    5. Will not come out of sleep so I had to turn off that feature.


    Overall it is a transcoding and gaming beast but it is certainly not without a few nuances.

    Would I do it again? I don't know. It cost me half of a New Mac Pro but is as fast (actually faster), but with a few caveats....
     
  23. foobarbazqux macrumors regular

    Joined:
    Apr 17, 2014
    #23
    Performance and upgradability. When it comes to gaming, I greatly prefer a desktop PC. Plus, it's cheaper for me to just use separate computers than it is to try to get one that does it all.
     
  24. phrehdd macrumors 68040

    phrehdd

    Joined:
    Oct 25, 2008
    #24
    I think your comments are really on the money here.

    What a lot of people fail to realize is that not only is 4K in its infancy, but the cost is far more than the computer itself -- massive "fast" storage, proper monitors that can be consistently calibrated, software etc.
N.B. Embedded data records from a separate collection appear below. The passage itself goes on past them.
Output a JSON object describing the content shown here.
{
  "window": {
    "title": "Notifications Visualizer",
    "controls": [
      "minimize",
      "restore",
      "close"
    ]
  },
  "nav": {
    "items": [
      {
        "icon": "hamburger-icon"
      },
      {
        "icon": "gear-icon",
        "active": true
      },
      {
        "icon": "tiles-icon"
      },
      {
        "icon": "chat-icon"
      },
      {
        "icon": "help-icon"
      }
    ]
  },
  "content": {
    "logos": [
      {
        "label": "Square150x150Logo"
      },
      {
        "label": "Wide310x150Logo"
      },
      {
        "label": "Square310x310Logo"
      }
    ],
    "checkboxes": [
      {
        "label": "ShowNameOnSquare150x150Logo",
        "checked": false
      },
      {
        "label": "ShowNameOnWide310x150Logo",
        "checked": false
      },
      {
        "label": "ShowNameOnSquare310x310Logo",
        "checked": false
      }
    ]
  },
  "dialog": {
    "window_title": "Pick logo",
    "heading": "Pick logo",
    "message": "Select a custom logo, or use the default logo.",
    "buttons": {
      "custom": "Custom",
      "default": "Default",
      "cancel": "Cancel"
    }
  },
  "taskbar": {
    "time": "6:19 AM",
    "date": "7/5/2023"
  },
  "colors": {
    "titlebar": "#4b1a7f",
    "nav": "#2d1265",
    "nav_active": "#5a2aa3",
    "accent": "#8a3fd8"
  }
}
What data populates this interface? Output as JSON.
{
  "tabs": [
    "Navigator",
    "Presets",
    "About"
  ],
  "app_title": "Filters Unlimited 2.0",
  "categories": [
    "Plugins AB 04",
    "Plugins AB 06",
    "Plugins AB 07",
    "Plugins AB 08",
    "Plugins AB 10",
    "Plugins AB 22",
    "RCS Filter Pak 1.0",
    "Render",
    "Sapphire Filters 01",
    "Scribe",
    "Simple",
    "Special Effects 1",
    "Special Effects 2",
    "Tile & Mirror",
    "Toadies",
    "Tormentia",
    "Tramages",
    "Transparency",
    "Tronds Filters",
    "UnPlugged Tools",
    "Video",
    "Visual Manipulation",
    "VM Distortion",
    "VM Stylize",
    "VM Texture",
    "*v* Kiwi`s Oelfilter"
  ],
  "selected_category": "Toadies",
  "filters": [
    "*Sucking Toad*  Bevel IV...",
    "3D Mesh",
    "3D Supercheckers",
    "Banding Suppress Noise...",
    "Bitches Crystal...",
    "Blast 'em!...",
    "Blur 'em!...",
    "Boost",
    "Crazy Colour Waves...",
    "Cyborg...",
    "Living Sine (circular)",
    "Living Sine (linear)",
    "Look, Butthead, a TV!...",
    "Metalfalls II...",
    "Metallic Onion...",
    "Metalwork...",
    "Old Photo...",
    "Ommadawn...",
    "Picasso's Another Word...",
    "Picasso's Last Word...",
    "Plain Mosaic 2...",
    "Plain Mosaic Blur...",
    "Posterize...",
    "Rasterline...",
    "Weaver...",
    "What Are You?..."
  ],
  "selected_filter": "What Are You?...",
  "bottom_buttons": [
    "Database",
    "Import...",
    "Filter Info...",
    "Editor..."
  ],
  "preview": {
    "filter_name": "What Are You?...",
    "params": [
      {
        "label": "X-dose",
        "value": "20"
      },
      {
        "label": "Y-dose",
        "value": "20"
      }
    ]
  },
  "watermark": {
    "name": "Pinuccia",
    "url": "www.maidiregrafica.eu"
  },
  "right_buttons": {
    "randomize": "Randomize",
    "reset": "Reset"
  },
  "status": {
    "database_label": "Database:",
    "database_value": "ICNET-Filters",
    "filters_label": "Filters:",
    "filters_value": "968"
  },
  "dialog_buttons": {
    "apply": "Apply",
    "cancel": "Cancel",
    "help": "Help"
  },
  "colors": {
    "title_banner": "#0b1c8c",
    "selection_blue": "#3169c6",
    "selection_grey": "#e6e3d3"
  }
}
With this being said, Apple has yet to really make a consumer capable machine and only the "Mac Pro" has potential for this type of work. The catch is, Apple limits functionality by only having the ATI based graphics and this leads to a bunch of Open GL capable programs not being exploited. I can only give opinion that Apple wants to "shape" our needs to match their market plan.

    I have had older Mac Pros, iMacs and continue to use now only Mac Minis. The way Apple is going, I may end up in the other camp as they continue to make pro-sumer level customers (and I guess gamers as well) wait and wait and wait. Good will will only go so far.

    As for the original poster - given the tasks that are to be accomplished, a PC at this time would be of greater advantage if the Mac Pro is too expensive.
     
  25. mizzouxc macrumors member

    Joined:
    Apr 12, 2010
    #25
    Read the anandtech article. Not all 4k monitors are equal like you're used to with the current range of lcd's. That dell is also a tn panel. The imac 2560x1600 ips display is really hard to beat! It sounds like you want to have something for the spec sheet though. 4k is way overhyped currently, just like the 3d gimmick. I'm not saying 4k won't be great. It's just a rushed to market product and isn't ready for anyone but early adopters. Once apple produces a 4k monitor, you'll know the market is ready for them. Apple would rather do it right than be first.
     

Share This Page